DATA PROVIDED:
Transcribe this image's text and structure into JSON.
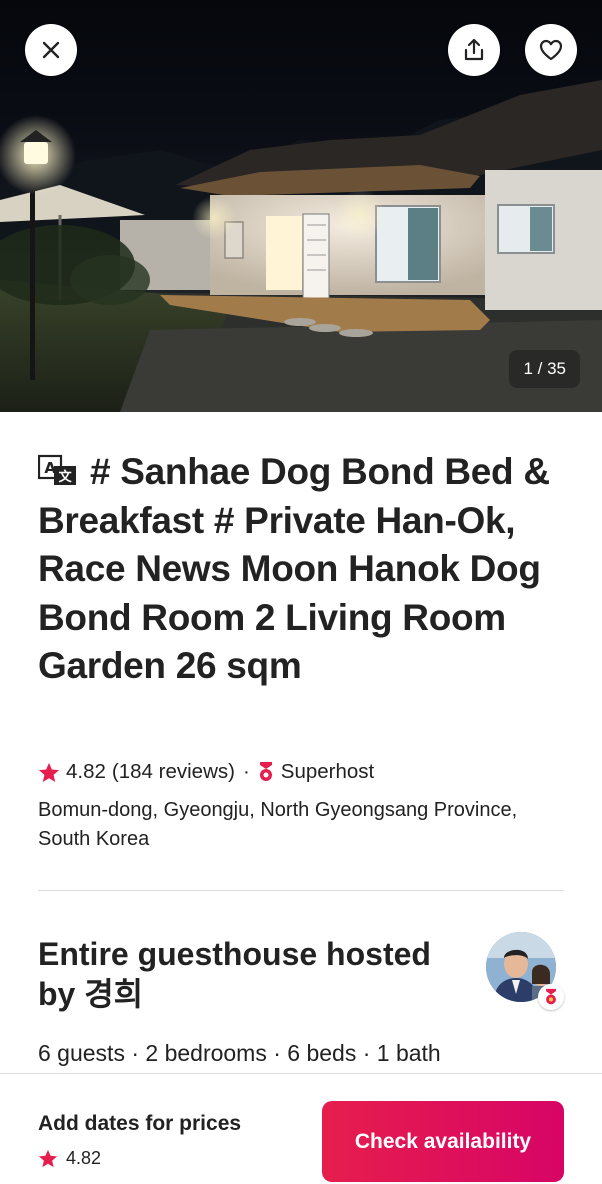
{
  "photo": {
    "counter": "1 / 35",
    "current_index": 1,
    "total": 35
  },
  "listing": {
    "title": "# Sanhae Dog Bond Bed & Breakfast # Private Han-Ok, Race News Moon Hanok Dog Bond Room 2 Living Room Garden 26 sqm",
    "rating": "4.82",
    "reviews": "(184 reviews)",
    "separator": "·",
    "superhost": "Superhost",
    "location": "Bomun-dong, Gyeongju, North Gyeongsang Province, South Korea"
  },
  "host": {
    "title": "Entire guesthouse hosted by 경희"
  },
  "facts": "6 guests · 2 bedrooms · 6 beds · 1 bath",
  "footer": {
    "price_label": "Add dates for prices",
    "rating": "4.82",
    "cta_label": "Check availability"
  },
  "icons": {
    "close": "close-icon",
    "share": "share-icon",
    "favorite": "heart-icon",
    "translate": "translate-icon",
    "star": "star-icon",
    "superhost": "superhost-medal-icon"
  },
  "colors": {
    "brand": "#e61e4d",
    "brand_end": "#d70466",
    "text": "#222222",
    "divider": "#dddddd"
  }
}
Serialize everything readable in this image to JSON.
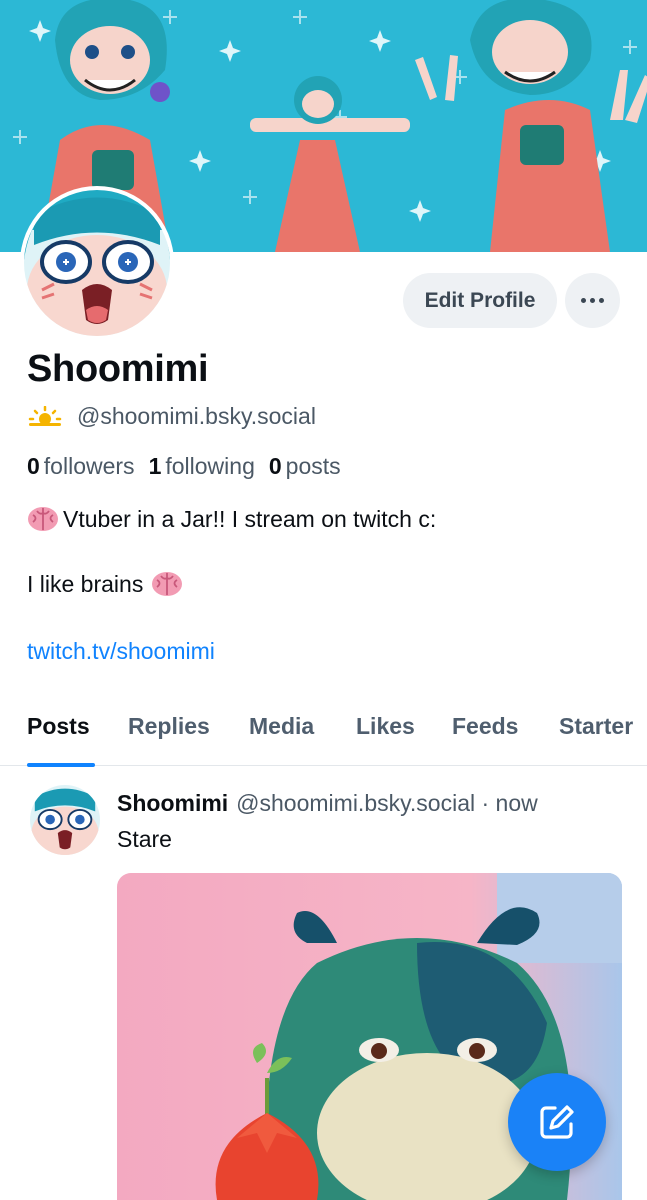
{
  "profile": {
    "display_name": "Shoomimi",
    "handle": "@shoomimi.bsky.social",
    "edit_label": "Edit Profile",
    "stats": {
      "followers_count": "0",
      "followers_label": "followers",
      "following_count": "1",
      "following_label": "following",
      "posts_count": "0",
      "posts_label": "posts"
    },
    "bio_line1": "Vtuber in a Jar!! I stream on twitch c:",
    "bio_line2": "I like brains",
    "bio_link": "twitch.tv/shoomimi"
  },
  "tabs": [
    "Posts",
    "Replies",
    "Media",
    "Likes",
    "Feeds",
    "Starter"
  ],
  "active_tab": "Posts",
  "post": {
    "author": "Shoomimi",
    "handle_time": "@shoomimi.bsky.social · now",
    "text": "Stare"
  },
  "icons": {
    "handle_badge": "sun-cloud-icon",
    "bio_emoji": "brain-icon",
    "more": "more-horizontal-icon",
    "compose": "compose-icon"
  },
  "colors": {
    "accent": "#1083fe",
    "banner": "#2bb6d3",
    "text_primary": "#0b0f14",
    "text_secondary": "#4b5865",
    "button_bg": "#eef1f4"
  }
}
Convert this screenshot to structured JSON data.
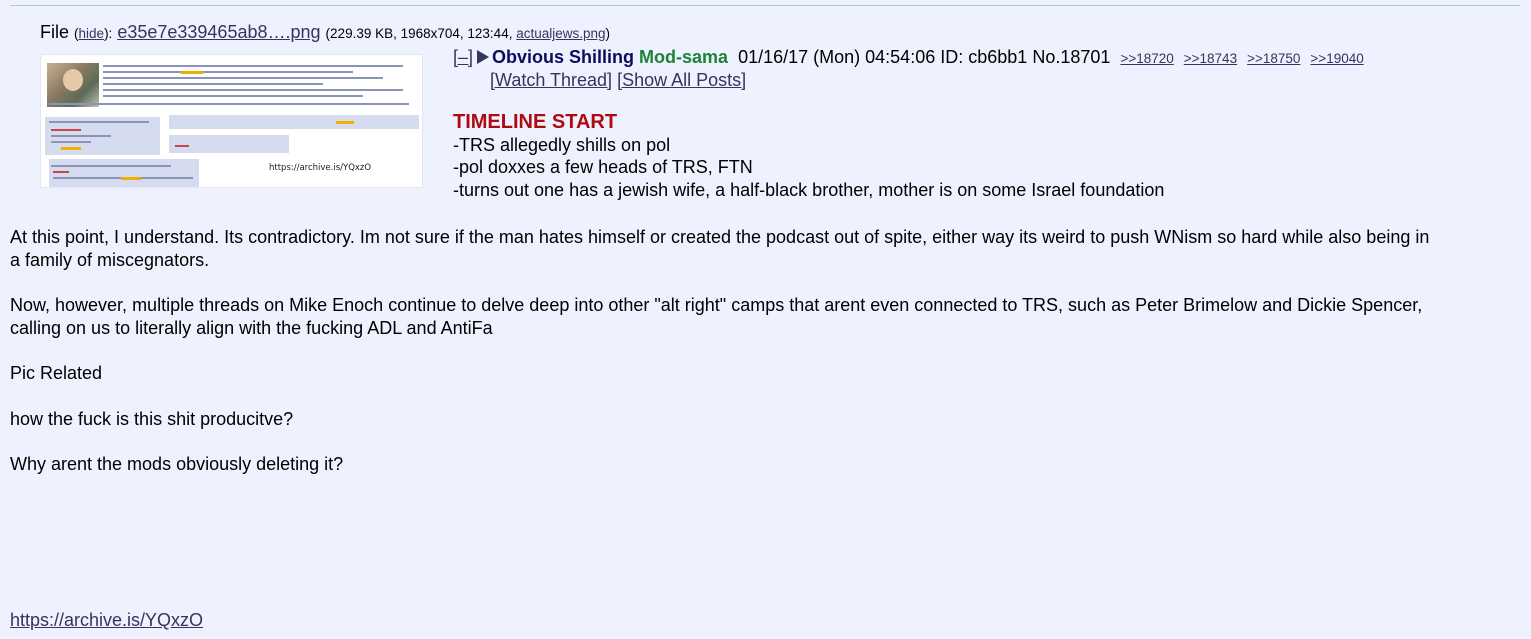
{
  "file": {
    "prefix": "File",
    "hide_label": "hide",
    "filename": "e35e7e339465ab8….png",
    "meta_prefix": "229.39 KB, 1968x704, 123:44, ",
    "original_name": "actualjews.png",
    "thumb_url_text": "https://archive.is/YQxzO"
  },
  "post": {
    "toggle_label": "[–]",
    "subject": "Obvious Shilling",
    "capcode": "Mod-sama",
    "datetime": "01/16/17 (Mon) 04:54:06",
    "id_label": "ID:",
    "id_value": "cb6bb1",
    "number": "No.18701",
    "backlinks": [
      ">>18720",
      ">>18743",
      ">>18750",
      ">>19040"
    ],
    "watch_thread": "[Watch Thread]",
    "show_all_posts": "[Show All Posts]"
  },
  "timeline": {
    "heading": "TIMELINE START",
    "lines": [
      "-TRS allegedly shills on pol",
      "-pol doxxes a few heads of TRS, FTN",
      "-turns out one has a jewish wife, a half-black brother, mother is on some Israel foundation"
    ]
  },
  "body": {
    "paragraphs": [
      "At this point, I understand. Its contradictory. Im not sure if the man hates himself or created the podcast out of spite, either way its weird to push WNism so hard while also being in a family of miscegnators.",
      "Now, however, multiple threads on Mike Enoch continue to delve deep into other \"alt right\" camps that arent even connected to TRS, such as Peter Brimelow and Dickie Spencer, calling on us to literally align with the fucking ADL and AntiFa",
      "Pic Related",
      "how the fuck is this shit producitve?",
      "Why arent the mods obviously deleting it?"
    ],
    "archive_link": "https://archive.is/YQxzO"
  },
  "colors": {
    "background": "#eef2ff",
    "subject": "#0f0c5d",
    "capcode": "#1e8237",
    "heading": "#af0a0f",
    "link": "#34345c"
  }
}
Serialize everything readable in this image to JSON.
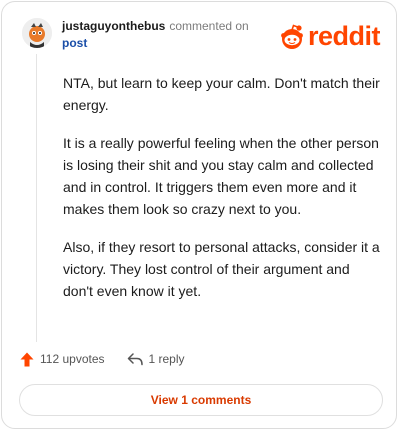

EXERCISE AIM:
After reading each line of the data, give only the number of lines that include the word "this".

WRITTEN ANSWER:
6